Notes from the session. I think I will be able to follow up with their PowerPoint presentations soon. I don’t have them yet – but I think I will soon (by soon I mean tomorrow or next week).
Bill Carlson of Moose Lake (http://ci.moose-lake.mn.us/):
We looked at our emergency plan and realized that broadband wasn’t mentioned. We need a proven model so we looked at the local public access channel, which has worked well in Moose Lake.
Our web site opened us up to global challenges. We needed to know that we could control access. We know the rules for using the library; we don’t know the rules for the online portal. SO, we’ve had to make that up.
We broke it up into 3 aspects:
What do residents need to know?
What do visitors need to know?
What do first responders need to know?
We created an e-information center at the public library. It’s a community server and provides email.
Jill Klinger of Mankato (http://www.greatermankatosourcelink.com)
We had a business that lost opportunities because they couldn’t get the information they needed – the information was actually available from a local resource but they weren’t able to find it. So they created a portal that connects businesses with other businesses and with local education resources.
Found a technology provider. Also needed to provide expertise to highlight on the portal to create a database of knowledge.
Numbers were low because we didn’t want to use newspaper to get false hits. So we plan to take the rest of our money to create a manufacturing directory online – as requested. MSU plans to use the SourceLink tool in house.
Sheila Howk of New Ulm (http://www.newulm.com/)
New Ulm had two great providers – we needed to make a connection with the retailers to get them online. We wanted to increase number of retail businesses online. We had 103 businesses.
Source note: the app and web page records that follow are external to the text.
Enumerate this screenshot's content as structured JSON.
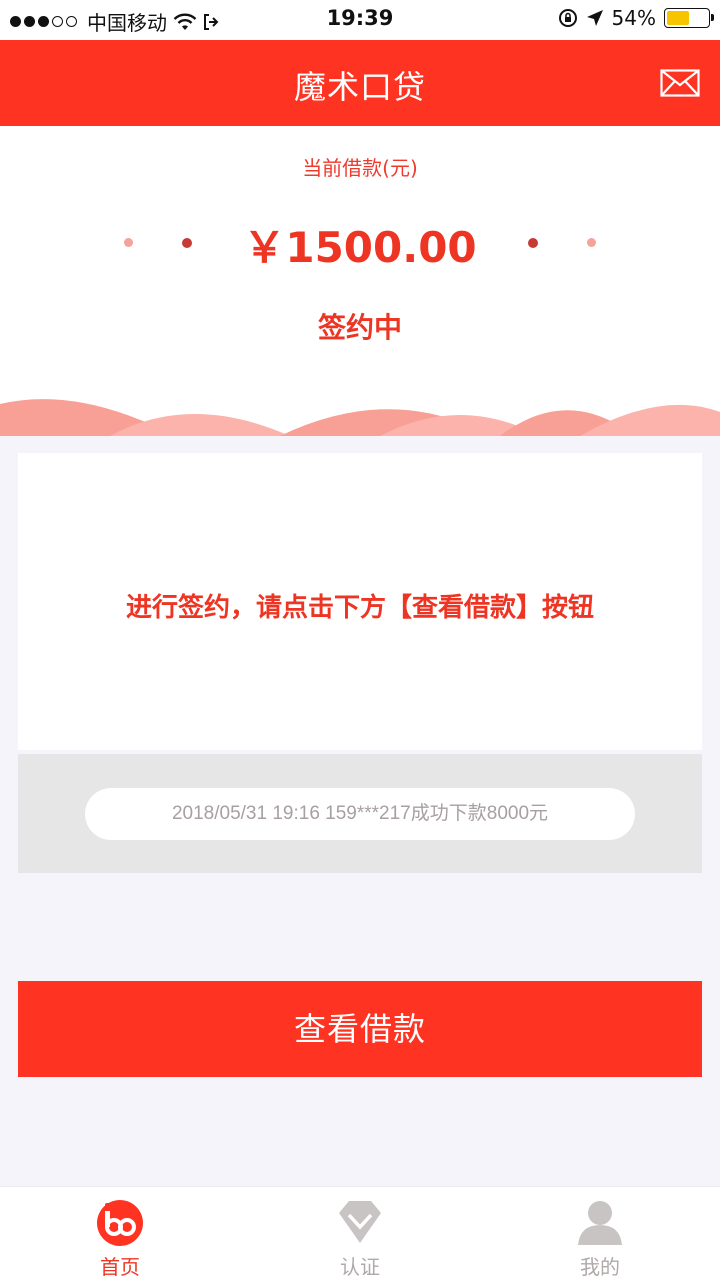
{
  "status_bar": {
    "carrier": "中国移动",
    "time": "19:39",
    "battery_percent": "54%",
    "battery_level": 0.54,
    "icons": [
      "wifi-icon",
      "call-forward-icon",
      "rotation-lock-icon",
      "location-arrow-icon",
      "battery-icon"
    ]
  },
  "header": {
    "title": "魔术口贷",
    "mail_icon": "mail-icon"
  },
  "loan": {
    "label": "当前借款(元)",
    "amount": "￥1500.00",
    "status": "签约中"
  },
  "message": {
    "text": "进行签约，请点击下方【查看借款】按钮"
  },
  "ticker": {
    "text": "2018/05/31 19:16 159***217成功下款8000元"
  },
  "action": {
    "button_label": "查看借款"
  },
  "tabs": [
    {
      "label": "首页",
      "icon": "home-logo-icon",
      "active": true
    },
    {
      "label": "认证",
      "icon": "diamond-icon",
      "active": false
    },
    {
      "label": "我的",
      "icon": "user-icon",
      "active": false
    }
  ],
  "colors": {
    "brand_red": "#ff3322",
    "text_red": "#ee3524",
    "inactive_gray": "#c9c4c4",
    "ticker_text": "#a8a0a0",
    "battery_yellow": "#f6c500"
  }
}
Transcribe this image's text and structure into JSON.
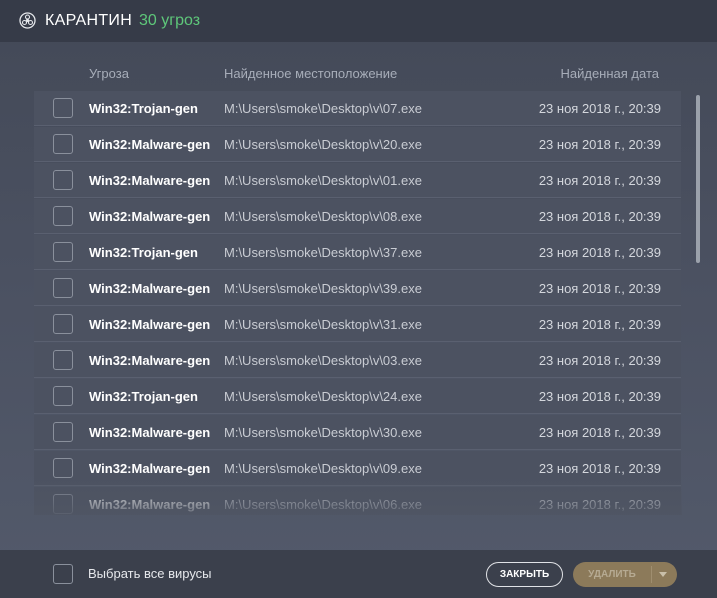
{
  "header": {
    "title": "КАРАНТИН",
    "count": "30 угроз"
  },
  "columns": {
    "threat": "Угроза",
    "location": "Найденное местоположение",
    "date": "Найденная дата"
  },
  "rows": [
    {
      "name": "Win32:Trojan-gen",
      "path": "M:\\Users\\smoke\\Desktop\\v\\07.exe",
      "date": "23 ноя 2018 г., 20:39"
    },
    {
      "name": "Win32:Malware-gen",
      "path": "M:\\Users\\smoke\\Desktop\\v\\20.exe",
      "date": "23 ноя 2018 г., 20:39"
    },
    {
      "name": "Win32:Malware-gen",
      "path": "M:\\Users\\smoke\\Desktop\\v\\01.exe",
      "date": "23 ноя 2018 г., 20:39"
    },
    {
      "name": "Win32:Malware-gen",
      "path": "M:\\Users\\smoke\\Desktop\\v\\08.exe",
      "date": "23 ноя 2018 г., 20:39"
    },
    {
      "name": "Win32:Trojan-gen",
      "path": "M:\\Users\\smoke\\Desktop\\v\\37.exe",
      "date": "23 ноя 2018 г., 20:39"
    },
    {
      "name": "Win32:Malware-gen",
      "path": "M:\\Users\\smoke\\Desktop\\v\\39.exe",
      "date": "23 ноя 2018 г., 20:39"
    },
    {
      "name": "Win32:Malware-gen",
      "path": "M:\\Users\\smoke\\Desktop\\v\\31.exe",
      "date": "23 ноя 2018 г., 20:39"
    },
    {
      "name": "Win32:Malware-gen",
      "path": "M:\\Users\\smoke\\Desktop\\v\\03.exe",
      "date": "23 ноя 2018 г., 20:39"
    },
    {
      "name": "Win32:Trojan-gen",
      "path": "M:\\Users\\smoke\\Desktop\\v\\24.exe",
      "date": "23 ноя 2018 г., 20:39"
    },
    {
      "name": "Win32:Malware-gen",
      "path": "M:\\Users\\smoke\\Desktop\\v\\30.exe",
      "date": "23 ноя 2018 г., 20:39"
    },
    {
      "name": "Win32:Malware-gen",
      "path": "M:\\Users\\smoke\\Desktop\\v\\09.exe",
      "date": "23 ноя 2018 г., 20:39"
    },
    {
      "name": "Win32:Malware-gen",
      "path": "M:\\Users\\smoke\\Desktop\\v\\06.exe",
      "date": "23 ноя 2018 г., 20:39"
    }
  ],
  "footer": {
    "select_all_label": "Выбрать все вирусы",
    "close_label": "ЗАКРЫТЬ",
    "delete_label": "УДАЛИТЬ"
  },
  "colors": {
    "accent_green": "#5ec77a",
    "delete_button": "#8c7a5a"
  },
  "icons": {
    "title": "biohazard-icon",
    "delete_dropdown": "chevron-down-icon"
  }
}
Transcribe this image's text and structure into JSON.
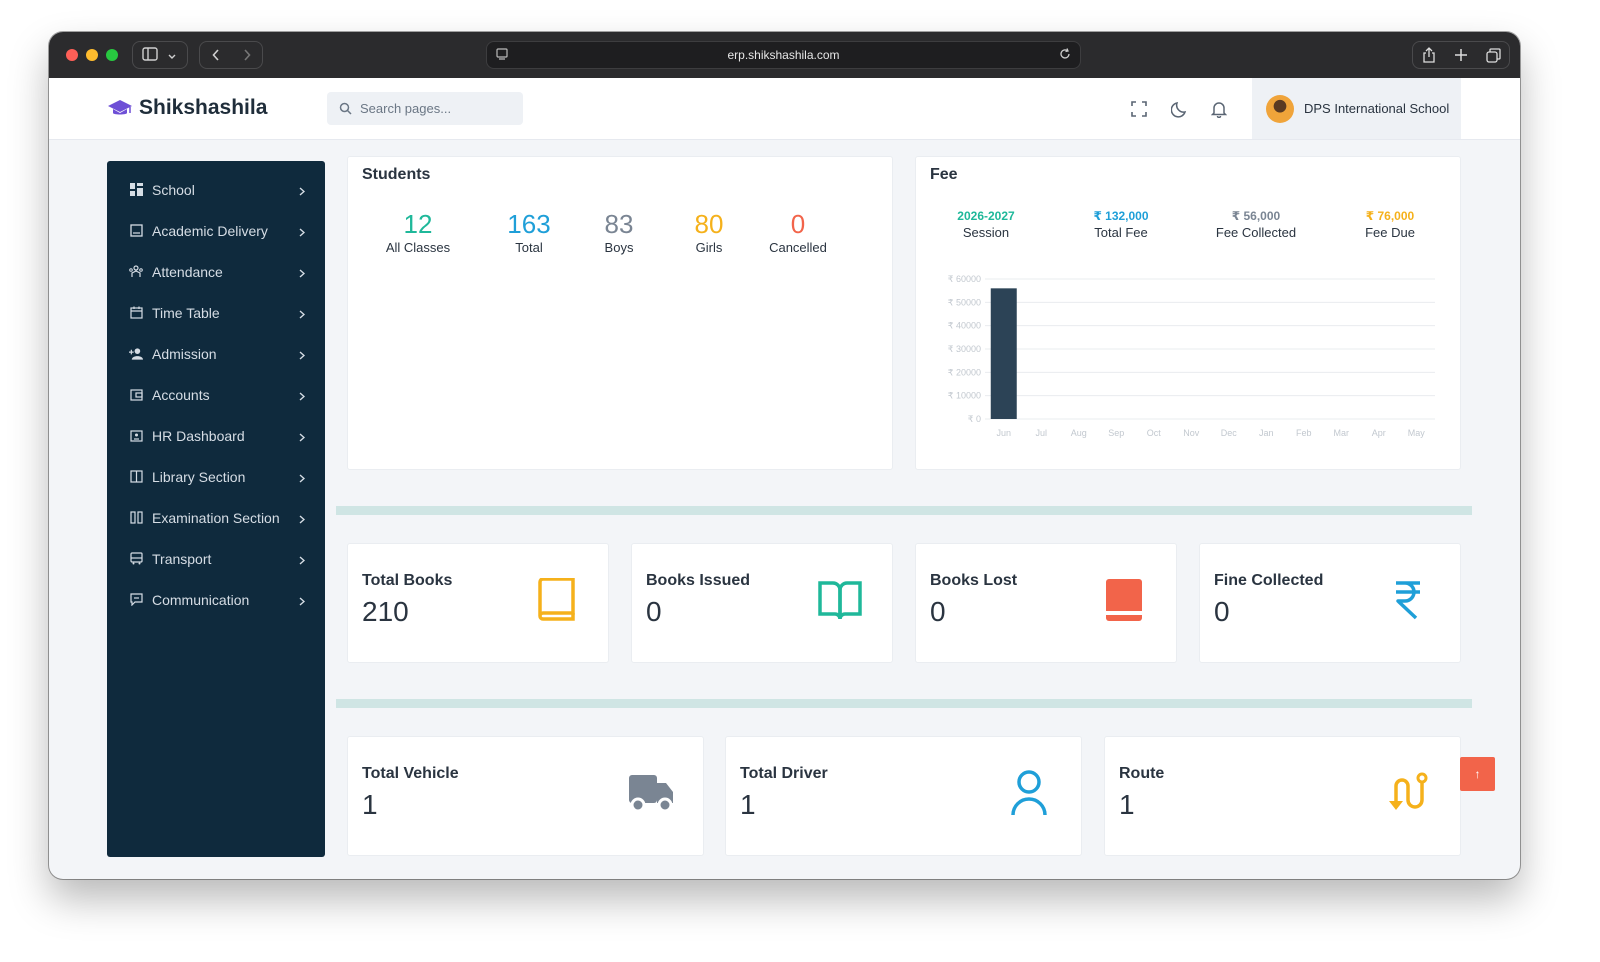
{
  "browser": {
    "url": "erp.shikshashila.com"
  },
  "header": {
    "brand": "Shikshashila",
    "search_placeholder": "Search pages...",
    "school_name": "DPS International School"
  },
  "sidebar": {
    "items": [
      {
        "label": "School",
        "icon": "grid-icon"
      },
      {
        "label": "Academic Delivery",
        "icon": "book-icon"
      },
      {
        "label": "Attendance",
        "icon": "people-icon"
      },
      {
        "label": "Time Table",
        "icon": "calendar-icon"
      },
      {
        "label": "Admission",
        "icon": "add-user-icon"
      },
      {
        "label": "Accounts",
        "icon": "wallet-icon"
      },
      {
        "label": "HR Dashboard",
        "icon": "id-card-icon"
      },
      {
        "label": "Library Section",
        "icon": "library-icon"
      },
      {
        "label": "Examination Section",
        "icon": "exam-icon"
      },
      {
        "label": "Transport",
        "icon": "bus-icon"
      },
      {
        "label": "Communication",
        "icon": "chat-icon"
      }
    ]
  },
  "students": {
    "title": "Students",
    "stats": [
      {
        "value": "12",
        "label": "All Classes",
        "color": "#1fb89a"
      },
      {
        "value": "163",
        "label": "Total",
        "color": "#1f9fd8"
      },
      {
        "value": "83",
        "label": "Boys",
        "color": "#7a8593"
      },
      {
        "value": "80",
        "label": "Girls",
        "color": "#f5b11b"
      },
      {
        "value": "0",
        "label": "Cancelled",
        "color": "#f2644a"
      }
    ]
  },
  "fee": {
    "title": "Fee",
    "stats": [
      {
        "value": "2026-2027",
        "label": "Session",
        "color": "#1fb89a"
      },
      {
        "value": "₹ 132,000",
        "label": "Total Fee",
        "color": "#1f9fd8"
      },
      {
        "value": "₹ 56,000",
        "label": "Fee Collected",
        "color": "#7a8593"
      },
      {
        "value": "₹ 76,000",
        "label": "Fee Due",
        "color": "#f5b11b"
      }
    ]
  },
  "chart_data": {
    "type": "bar",
    "categories": [
      "Jun",
      "Jul",
      "Aug",
      "Sep",
      "Oct",
      "Nov",
      "Dec",
      "Jan",
      "Feb",
      "Mar",
      "Apr",
      "May"
    ],
    "values": [
      56000,
      0,
      0,
      0,
      0,
      0,
      0,
      0,
      0,
      0,
      0,
      0
    ],
    "ylim": [
      0,
      60000
    ],
    "yticks": [
      "₹ 0",
      "₹ 10000",
      "₹ 20000",
      "₹ 30000",
      "₹ 40000",
      "₹ 50000",
      "₹ 60000"
    ],
    "ytick_values": [
      0,
      10000,
      20000,
      30000,
      40000,
      50000,
      60000
    ],
    "bar_color": "#2c4356",
    "grid": true
  },
  "library": [
    {
      "title": "Total Books",
      "value": "210",
      "icon": "book-icon",
      "color": "#f5b11b"
    },
    {
      "title": "Books Issued",
      "value": "0",
      "icon": "open-book-icon",
      "color": "#1fb89a"
    },
    {
      "title": "Books Lost",
      "value": "0",
      "icon": "red-book-icon",
      "color": "#f2644a"
    },
    {
      "title": "Fine Collected",
      "value": "0",
      "icon": "rupee-icon",
      "color": "#1f9fd8"
    }
  ],
  "transport": [
    {
      "title": "Total Vehicle",
      "value": "1",
      "icon": "truck-icon",
      "color": "#7a8593"
    },
    {
      "title": "Total Driver",
      "value": "1",
      "icon": "person-icon",
      "color": "#1f9fd8"
    },
    {
      "title": "Route",
      "value": "1",
      "icon": "route-icon",
      "color": "#f5b11b"
    }
  ],
  "scroll_top_symbol": "↑"
}
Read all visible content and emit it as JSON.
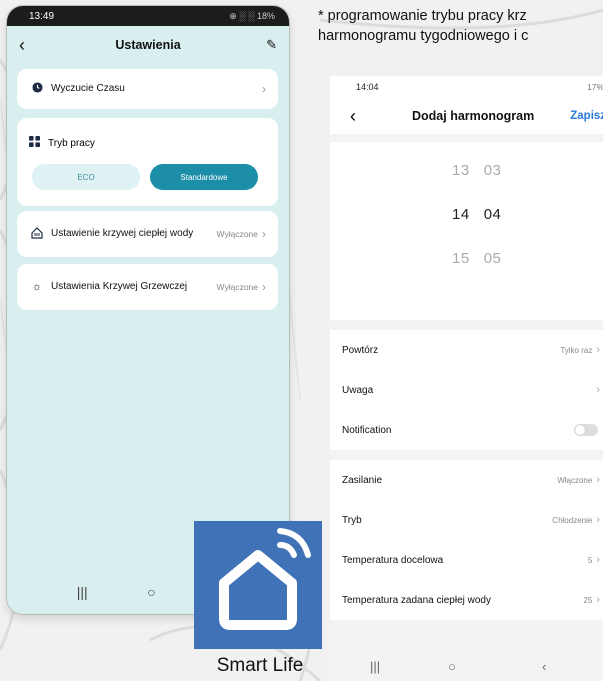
{
  "caption": {
    "line1": "* programowanie trybu pracy krz",
    "line2": "harmonogramu tygodniowego i c"
  },
  "phone1": {
    "status": {
      "time": "13:49",
      "indicators": "⊕ ░ ░ 18%"
    },
    "header": {
      "title": "Ustawienia"
    },
    "time_sense": {
      "label": "Wyczucie Czasu"
    },
    "mode": {
      "label": "Tryb pracy",
      "options": [
        "ECO",
        "Standardowe"
      ],
      "selected": "Standardowe"
    },
    "hot_water_curve": {
      "label": "Ustawienie krzywej ciepłej wody",
      "value": "Wyłączone"
    },
    "heating_curve": {
      "label": "Ustawienia Krzywej Grzewczej",
      "value": "Wyłączone"
    }
  },
  "phone2": {
    "status": {
      "time": "14:04",
      "battery": "17%"
    },
    "header": {
      "title": "Dodaj harmonogram",
      "save": "Zapisz"
    },
    "picker": [
      {
        "hour": "13",
        "minute": "03"
      },
      {
        "hour": "14",
        "minute": "04"
      },
      {
        "hour": "15",
        "minute": "05"
      }
    ],
    "rows1": [
      {
        "label": "Powtórz",
        "value": "Tylko raz"
      },
      {
        "label": "Uwaga",
        "value": ""
      }
    ],
    "notification": {
      "label": "Notification",
      "enabled": false
    },
    "rows2": [
      {
        "label": "Zasilanie",
        "value": "Włączone"
      },
      {
        "label": "Tryb",
        "value": "Chłodzenie"
      },
      {
        "label": "Temperatura docelowa",
        "value": "5"
      },
      {
        "label": "Temperatura zadana ciepłej wody",
        "value": "25"
      }
    ]
  },
  "logo": {
    "caption": "Smart Life",
    "color": "#3f72b7"
  }
}
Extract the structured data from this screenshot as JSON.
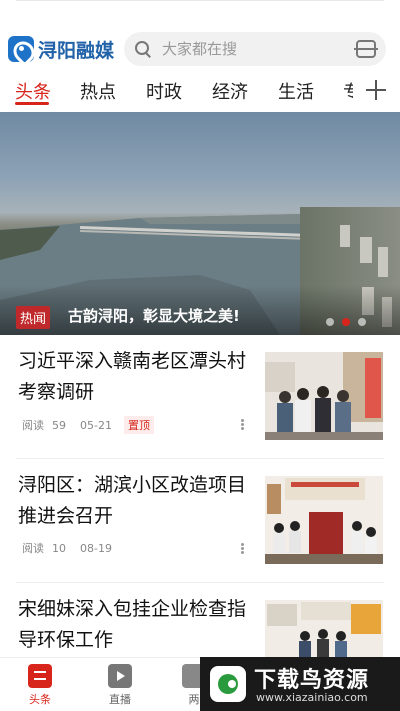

We also wanted to create an online marketplace by revamping the Chamber web site.
We struggled with the term broadband so we renamed the effort Local-e-Shop.
We looked at the usability of the existing portal (the chamber site) and realized that the retail was hidden. We are in the process of creating a new site that is much clearer.
We provided training to retail business: 1) build a web site, 2) e-marketing, and 3) how to sell online. The classes were a great success. We planned on 6 classes and ended up with 11.
Local-e-Marketing is the last phase. We’ve had events and articles published in the local news.
Maggie Montgomery & Scott Hall from KAXE (http://www.kaxe.org/)
KAXE is a community owned, member-based 100,000 watts radio station located in Grand Rapids. They are interactive or web 2.0 on radio.
We have volunteer training classes. Last week we had 20 new volunteers. One volunteer had only been in town for a month – and the radio as a big draw.
KAXE wants to foster a process where small communities can create community web sites that convey the same sense of home that KAXE does. On the world wide web, if you’re everywhere then you’re really nowhere. Creating a sense of place on the web is a different approach.
Citizen Journalists – Doug McGill has provided some training to get people involved with media to add to its breadth.
Young people get news and music online. Radio listeners are going down – but we can move to listen online.
Small markets are losing their newspapers and they need a medium for local news and for local marketing.
Local community groups will manage the sites.
The business model is the public radio model with pledge and business underwriters.
What were the challenges?
SH: Awareness and need. People were afraid of costs and were too busy to look into much.
MM: We were surprised with the number of people who came to the classes.
JK: The relationships that were built were amazing.
What about the digital divide issue? Have you thought about the folks who don’t have access to a computer?
SH: At the beginning of the project we focused on that issue. We planned to tell folks about public kiosks but some of the kiosks were removed so there are areas that we can go.
BC: We have the e-information center at the library.
How do you get people involved?
SH: We hope to have a hook that will entice people with a wide range of content.
How does KAXE reach the region?
MM: We use our contacts that we have through the radio. Just people who are on the radio is a base to market events and news. We have an online newsletter.
Why go with a new address for KAXE?
MM: We don’t want to lose people who might not be interested in the radio.
How do you organize the web site?
SH: It’s hard to build a web site by committee.
BC: We will let anyone get top billing.